A Story from my Hope Chest
Psalm 85:10-11 Love and loyalty will come together; goodness and peace will unite, loyalty will sprout from the ground; justice will look down from the sky above.
There is a cedar chest in my father’s house. It was my grandmother´s “hope chest” where throughout her youth she collected and kept those special items that used to be considered essential upon marriage and the establishment of a new home: linen tablecloths, embroidered napkins, handmade quilts and afghans, fine sheets and towels.
In my mind, I too, have a hope chest. It is full of the stories I have been given over the years, precious treasures that bear witness to the steadfast love of God and the faithfulness of God’s children. After the earthquake in Chile, we had several events at the Shalom Center where I had the opportunity to hear many unique stories. At the STAR training (Seminar in Trauma Awareness and Resilience) and the two “Challenge of Resilience” retreats (for emergency personnel and long term care providers), the participants were able to take a step back from the daily challenges arising from the chaos following the catastrophe, and share their testimonies about God´s miraculous provision of courage and persistence in the face of overwhelming circumstances and the personal cost of leadership and compassion. In many cases, the stories about the current situation had roots in past experiences that occurred long before this disaster. We all agreed that the trauma of the earthquake and tsunami provided an unprecedented opportunity to heal from wounds buried in our personal and collective histories. To seek wholeness in the present and build a new future, we had to dare to work through the past. I have asked permission from Lorena, a pre-school teacher and STAR participant who also helped lead a Challenge of Resilience retreat, to share with you her story of healing and reconciliation.
“Many years ago in a poor neighborhood in Curicó, a woman named Paula kidnapped a four year old child with the intention of selling her. She walked with the child from Curicó to Molina, about ten miles, without giving her any food or telling her where they were going. That little girl was very frightened, and even though she was young, she suspected that she would never see her family again. She had reached out her hand and trusted the wrong person, and now she had no choice but to follow and keep walking.
But not all was lost. Her six year old brother was praying, asking God for help to find his little sister. The prayer was heard and a miracle happened. The child was found and returned to her family.
The kidnapping, however, marked her life. Her personality changed from bubbly and friendly to timid and reserved. She had many fears and anxieties, but also a growing faith and trust in Jesus. She never forgot the experience, but learned to be happy in spite of it.”
“I am that little girl,” Lorena told us at the STAR training. Then she continued.
“Life has strange twists and turns. A few weeks ago, I participated in the graduation of my beautiful pre-school students. There were lots of people there: parents and grandparents, uncles and aunts, older and younger brothers and sisters. Two large groups of children were graduating, and so I did not know most of the people mingling around the school. Moments after the ceremony, I spotted a little girl by herself crying. I could tell she was afraid and apprehensive, but no one seemed to notice her in the crowded courtyard. I drew close, held out my hand to her, and knelt to look into her eyes without saying a word, my heart filling with tenderness. She did not doubt, but took my hand. I stayed at her side first whispering words of consolation and then introducing myself and inviting her to tell me her name and age. She was only four years old, a sweet little brunette with laugh crinkles around her eyes.
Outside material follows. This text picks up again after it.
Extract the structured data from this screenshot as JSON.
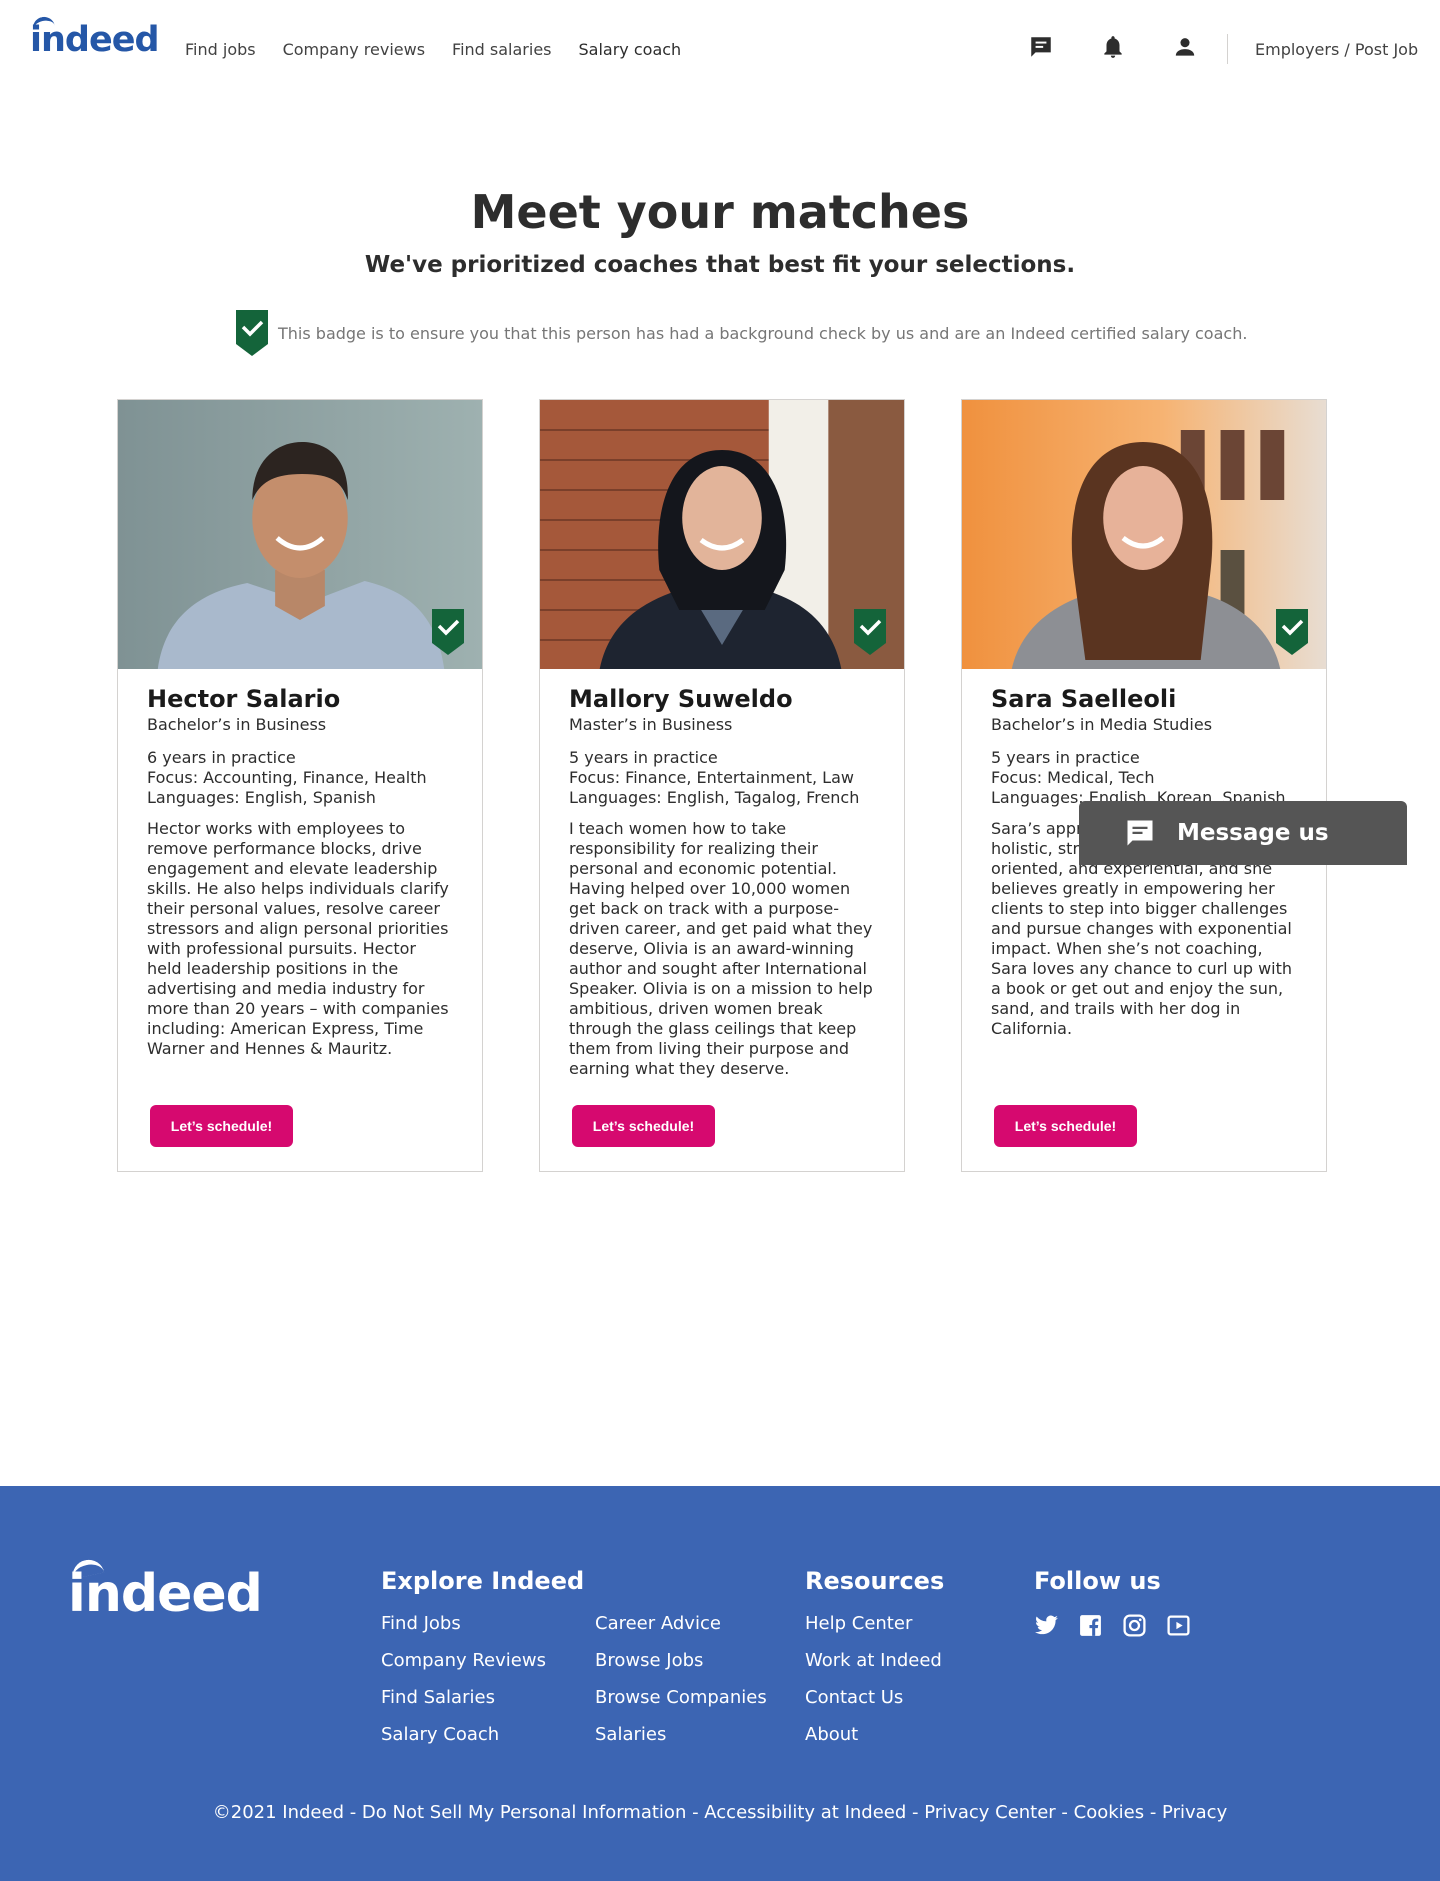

I didn´t expect it when she threw her arms around my neck and kissed my cheek. At that same moment, with the child’s trust firmly and freely given to me, I felt a light tap on my shoulder. I looked up to see a women staring at me, her startled look exposing her shock and alarm. We recognized each other. It was her. Yes, precisely, her. This child lost in the crowd and whom I comforted until her mother found us, was none other than the daughter of Paula, the woman who had kidnapped me long ago! The story replicated in my mind. Now I was a twenty three year old woman extending her hand to a little four year old, exactly the way that so long ago this woman of the same age had held out her hand to me. The difference was that I gave back without hesitation the well-being and safety which I had been denied. I do not doubt that it was God who gave me the opportunity to live, in the space of the heaven-touching-earth instant the place of healing where truth, justice, mercy and peace come together and embrace.
Elena Huegel is a missionary with the Pentecostal Church of Chile (IPC). She serves as an environmental and Christian education specialist.